Tom Worthington
Sat, 19 Oct 1996 16:43:26 +1000

At 04:15 PM 18/10/96 +1000, Eric Wainwright wrote:

>The final draft of 'Management of Government Information as a National 
>Strategic Resource':

Some preliminary comments:

* The report recommends using the Internet to make Government information
available at no charge to the public and for responses from the public. The
ACS made submissions to Government and parliament on this in 1994
<> and in large
part the IMSC report follows the ACS's proposals,
* The committee is to be congratulated for leading by example in releasing
its report on-line as well as on paper and including links in the on-line
* The report is to the GISPB, however this body has been abolished and
replaced by one with business people, as well as bureaucrats. Will the new
body know what to do with the report? Why aren't there any community
representatives, as well as business and government on this new body?
* One issue which causes concern is equity and access. On-line access is
only "free" if you already have the necessary equipment and network
connection. Several community access projects from the previous federal
Government have been terminated (such as CIN) and election promises for new
funding not honored by the new Government (such as only $2.2M for library
access, not the $11.4M promised). Without some form of community access,
Government Internet use will increase information inequity and frustrate
possible efficiencies in Government business.
* One item overlooked in the report is the need for training Government
people (public servants and ministers) in on-line working. It takes time and
effort to learn and also some courage.
* The report formalizes the approach developed at the working level by an
informal consortium of academia, industry and Government people, which I
have previously referred to in talks as the "Internet conspiracy"
<>. While perhaps an official
Government document can't acknowledge this process, it is important to
understand how such developments occur. In particular the contribution of
some individuals and groups should be acknowledged:

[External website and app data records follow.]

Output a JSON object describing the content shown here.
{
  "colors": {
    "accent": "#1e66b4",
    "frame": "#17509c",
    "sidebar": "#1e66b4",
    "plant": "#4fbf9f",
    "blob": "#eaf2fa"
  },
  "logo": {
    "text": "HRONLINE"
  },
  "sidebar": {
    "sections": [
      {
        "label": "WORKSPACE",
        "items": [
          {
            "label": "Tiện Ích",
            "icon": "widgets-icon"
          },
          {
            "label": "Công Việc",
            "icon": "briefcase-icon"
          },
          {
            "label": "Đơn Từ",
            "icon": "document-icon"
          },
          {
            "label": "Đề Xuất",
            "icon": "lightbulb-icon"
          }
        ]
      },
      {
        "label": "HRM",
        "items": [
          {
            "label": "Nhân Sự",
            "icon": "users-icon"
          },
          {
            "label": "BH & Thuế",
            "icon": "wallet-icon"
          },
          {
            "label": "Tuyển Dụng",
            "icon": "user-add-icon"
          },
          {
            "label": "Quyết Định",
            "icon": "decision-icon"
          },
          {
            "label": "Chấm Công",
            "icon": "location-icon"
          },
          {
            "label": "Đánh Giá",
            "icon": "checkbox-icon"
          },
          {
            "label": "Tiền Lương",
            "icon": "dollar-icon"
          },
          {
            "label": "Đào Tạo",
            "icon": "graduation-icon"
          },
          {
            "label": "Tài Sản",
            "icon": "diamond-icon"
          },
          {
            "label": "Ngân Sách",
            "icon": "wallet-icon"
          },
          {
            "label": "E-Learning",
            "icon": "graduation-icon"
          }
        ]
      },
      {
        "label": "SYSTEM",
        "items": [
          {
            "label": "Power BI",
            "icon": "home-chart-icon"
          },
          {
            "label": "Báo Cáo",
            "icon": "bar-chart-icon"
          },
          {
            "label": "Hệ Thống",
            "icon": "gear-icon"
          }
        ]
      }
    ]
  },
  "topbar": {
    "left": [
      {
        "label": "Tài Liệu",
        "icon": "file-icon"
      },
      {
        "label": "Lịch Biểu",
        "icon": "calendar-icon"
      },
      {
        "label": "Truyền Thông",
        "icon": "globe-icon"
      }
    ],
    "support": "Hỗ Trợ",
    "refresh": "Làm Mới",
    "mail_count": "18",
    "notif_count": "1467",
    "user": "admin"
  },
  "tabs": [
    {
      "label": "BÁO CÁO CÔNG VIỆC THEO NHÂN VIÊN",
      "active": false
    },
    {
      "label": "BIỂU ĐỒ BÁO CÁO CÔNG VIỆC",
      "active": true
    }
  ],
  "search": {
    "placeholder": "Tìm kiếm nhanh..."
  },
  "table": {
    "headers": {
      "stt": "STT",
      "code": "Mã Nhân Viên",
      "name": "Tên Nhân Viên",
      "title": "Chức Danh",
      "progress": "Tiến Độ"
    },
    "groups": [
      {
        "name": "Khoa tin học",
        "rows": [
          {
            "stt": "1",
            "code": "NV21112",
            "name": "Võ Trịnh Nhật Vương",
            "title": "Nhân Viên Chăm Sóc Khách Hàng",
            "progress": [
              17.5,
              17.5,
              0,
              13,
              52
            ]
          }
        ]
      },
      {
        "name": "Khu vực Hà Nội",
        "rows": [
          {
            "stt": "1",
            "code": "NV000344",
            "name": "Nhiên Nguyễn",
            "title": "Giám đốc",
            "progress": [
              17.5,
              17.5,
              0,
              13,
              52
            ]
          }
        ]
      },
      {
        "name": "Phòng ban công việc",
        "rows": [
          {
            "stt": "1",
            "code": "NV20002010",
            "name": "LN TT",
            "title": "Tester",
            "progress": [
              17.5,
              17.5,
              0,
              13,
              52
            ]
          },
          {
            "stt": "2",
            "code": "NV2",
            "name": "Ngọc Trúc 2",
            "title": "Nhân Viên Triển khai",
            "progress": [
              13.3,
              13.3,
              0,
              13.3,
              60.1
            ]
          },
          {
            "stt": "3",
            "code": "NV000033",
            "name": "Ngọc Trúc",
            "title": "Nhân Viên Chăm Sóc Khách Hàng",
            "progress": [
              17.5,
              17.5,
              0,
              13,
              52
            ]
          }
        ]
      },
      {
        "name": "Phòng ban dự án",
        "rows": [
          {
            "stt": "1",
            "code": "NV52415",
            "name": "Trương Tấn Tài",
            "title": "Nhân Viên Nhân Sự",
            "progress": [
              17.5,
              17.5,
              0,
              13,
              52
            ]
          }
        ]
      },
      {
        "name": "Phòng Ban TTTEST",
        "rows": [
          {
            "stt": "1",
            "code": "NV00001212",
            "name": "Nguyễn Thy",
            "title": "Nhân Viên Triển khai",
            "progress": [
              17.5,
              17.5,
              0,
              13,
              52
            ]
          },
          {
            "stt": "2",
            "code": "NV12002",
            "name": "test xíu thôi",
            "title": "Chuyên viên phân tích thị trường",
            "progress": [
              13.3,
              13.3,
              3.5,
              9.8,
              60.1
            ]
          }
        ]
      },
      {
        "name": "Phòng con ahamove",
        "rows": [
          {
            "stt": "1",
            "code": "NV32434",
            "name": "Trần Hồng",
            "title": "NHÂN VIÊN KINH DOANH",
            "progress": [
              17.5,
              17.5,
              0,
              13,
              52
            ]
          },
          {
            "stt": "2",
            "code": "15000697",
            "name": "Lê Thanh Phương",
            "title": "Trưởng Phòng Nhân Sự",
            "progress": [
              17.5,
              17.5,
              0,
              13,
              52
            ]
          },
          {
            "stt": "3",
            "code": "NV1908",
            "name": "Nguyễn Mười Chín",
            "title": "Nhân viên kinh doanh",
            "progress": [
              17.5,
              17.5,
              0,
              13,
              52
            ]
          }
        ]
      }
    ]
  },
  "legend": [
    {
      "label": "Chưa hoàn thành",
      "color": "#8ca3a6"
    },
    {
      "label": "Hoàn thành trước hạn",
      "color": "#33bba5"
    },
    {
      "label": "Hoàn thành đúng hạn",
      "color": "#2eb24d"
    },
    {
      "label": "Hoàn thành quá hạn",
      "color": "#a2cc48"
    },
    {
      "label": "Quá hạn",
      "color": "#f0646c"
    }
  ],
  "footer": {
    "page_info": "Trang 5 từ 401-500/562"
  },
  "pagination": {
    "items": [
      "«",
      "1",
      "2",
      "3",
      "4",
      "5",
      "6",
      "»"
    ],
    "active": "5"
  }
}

- Roger Clarke: For addressing the public policy issues at a national level,
- Ian Barndt: for forming the CIRG, to provide an official but flexible
forum for pioneering implementation and policy in Australian Government,
- Tony Barry: for creating an unofficial Government home page to embarrass
Government into creating an official one,
- Peter Talty: for setting up the ACS's Internet infrastructure and as a
byproduct providing a way to transfer academic expertise to Government and
- Members of the Link mailing list: who in 1993-94 helped write the policy
the IMSC is now proposing to implement,
- ACS members: Thousands of whom spent their time and money on learning to
use Internet and are now supporting its implementation across Australia, for
the benefit of the community.

Yesterday the Steering Committee of the Discipline Research Strategy for
Information Technology met to consider how to restructure IT R&D in
Australia <>. The
IMSC's report provides menu of new research topics, which could produce
products and services to improve Australian Government and provide a
valuable export industry.

In November I will be meeting with the Presidents of national IT societies
in the UK <> to
discuss the global implications of electronic operations. The IMSC report
will be useful in showing issues and responses from and Australian perspective.

Please note these comments are made as President of the ACS, but I was the
Defence nominee on the IMSC Technical Group some of whose technical
recommendations <> form
part of the IMSC report.

Tom Worthington <> President, Australian Computer
Society, GPO Box 446, Canberra ACT 2601,
Fax: +61 6 2496419
CFP: INTERACT97, Sydney, 14-18 July